My tips to being a NaNoWriMo rebel

1. The key thing of rebelling is to make up your own target. I’ve chosen 15,000 words but know it maybe too ambitious – I’ve already lost days to migraines and exhaustion but if I manage it, my first rough draft about my ballet quartet will be finished and that will be the ultimate achievement. Can I eek my manuscript of 66,660 words out to stumble over the 75,000 mark? Watch this space!

The fantastic author and co-founder of the Authors with Disabilities and Chronic Illness (ACCI) group Claire Wade has developed one of the best rebel goals for author’s with limited energy, chronic illness or disability – the #PostItNaNo challenge. Aiming to write at least a Post-it note a day can be a huge step in the development of a story or character, and the dopamine rush of making progress without the pressure of hundred’s of words is a good inspiration for the next day.

#PostItNaNo challenge

2. Find your tribe, if you have fellow writers to connect with it and share ideas, good news and disappointments it makes the writing process easier and more fun

3. Join in with the community on social media or the NaNoWriMo site. The podcasts, zooms and general chitchat inspires more writing and determination to keep going.

4. Find someone to do sprints with. Writing sprints whether they last thirty minutes or an hour have become my friend. I’m lucky to have friends in the RNA to join forces with, but I have also discovered The Writer’s Hour which follows Neil Gaiman’s idea of ‘do nothing or write’. You can hop on to zoom at predetermined times during the day for an hour of writing and accountability. It’s a friendly group and best of all, they start with a writing related quote to give you a kick in the right direction. Click here for more information. Maybe I’ll see you there.

5. Rewards for achieving small goals even a sticker or favourite hot chocolate are a great motivator. Books as rewards are even better.

5. Don’t fall into the guilt trap. It zaps creativity. Even a couple of words a day is a step closer to your goal. I find this hard to do because guilt and imposter syndrome seem to be my default thoughts when faced with an empty page or rough rough draft of a scene.

6. Just enjoy the writing progress and remember why you’re doing it. Writing isn’t just about word count. It involves so much more – thinking time to grasp the idea you want to focus on and let it brew while doing other things (okay this could be classed as procrastination but if the story and characters are strong enough the mind will be working in the background without you realising it) and plotting on post its, and research. Everything counts. And the variety of actions helps keep the spark and fun alive.
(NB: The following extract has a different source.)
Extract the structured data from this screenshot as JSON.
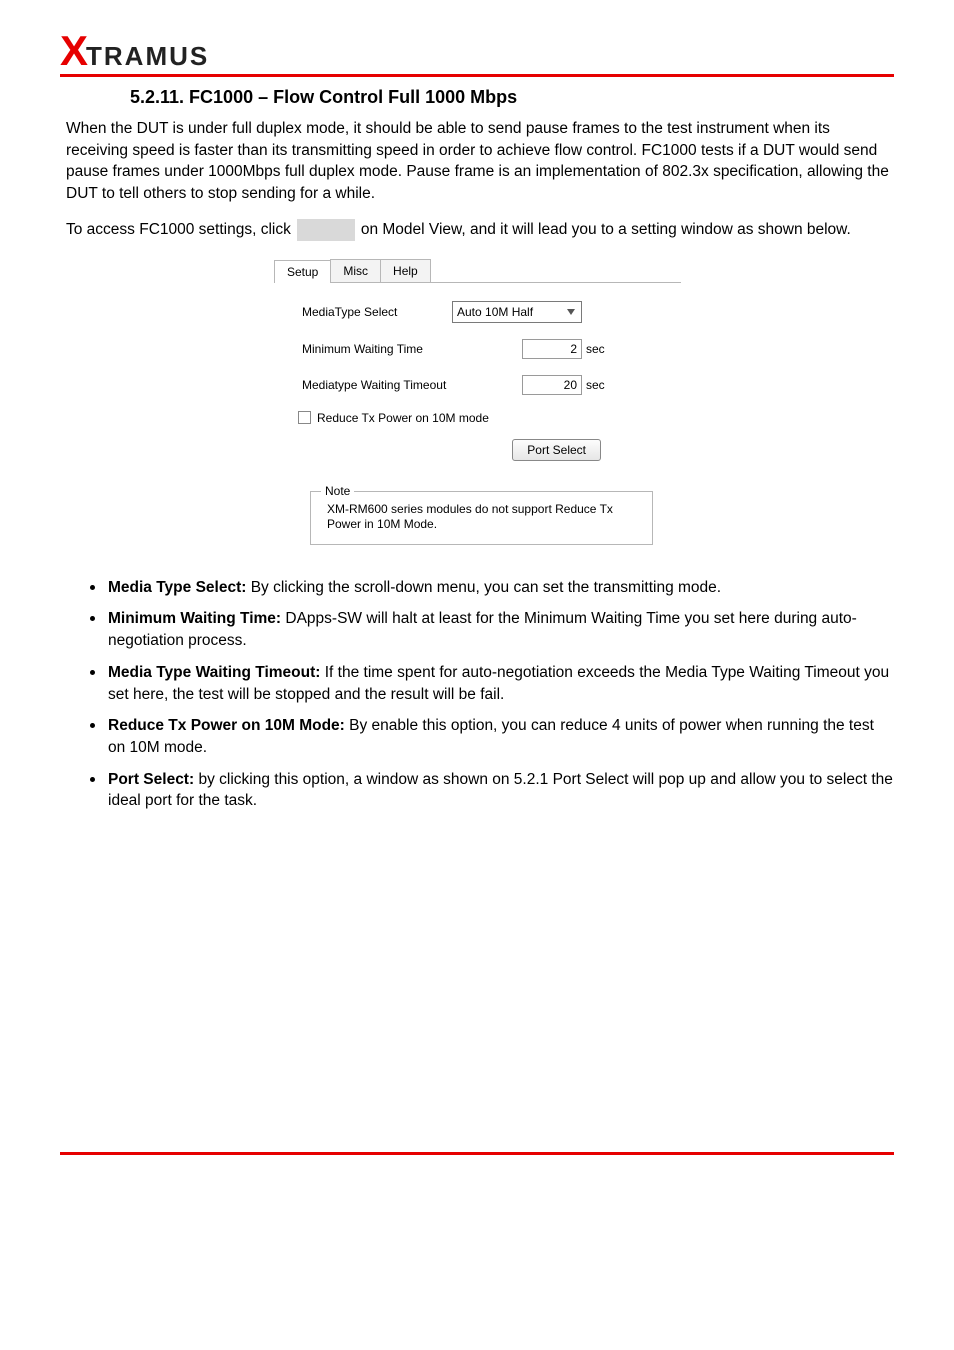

7. If it all grinds to a halt and target isn’t achieved, take what you have done and celebrate. It’s progress and still deserve a treat.

However you’re doing NaNoWriMo good luck, keep going and happy writing.

Love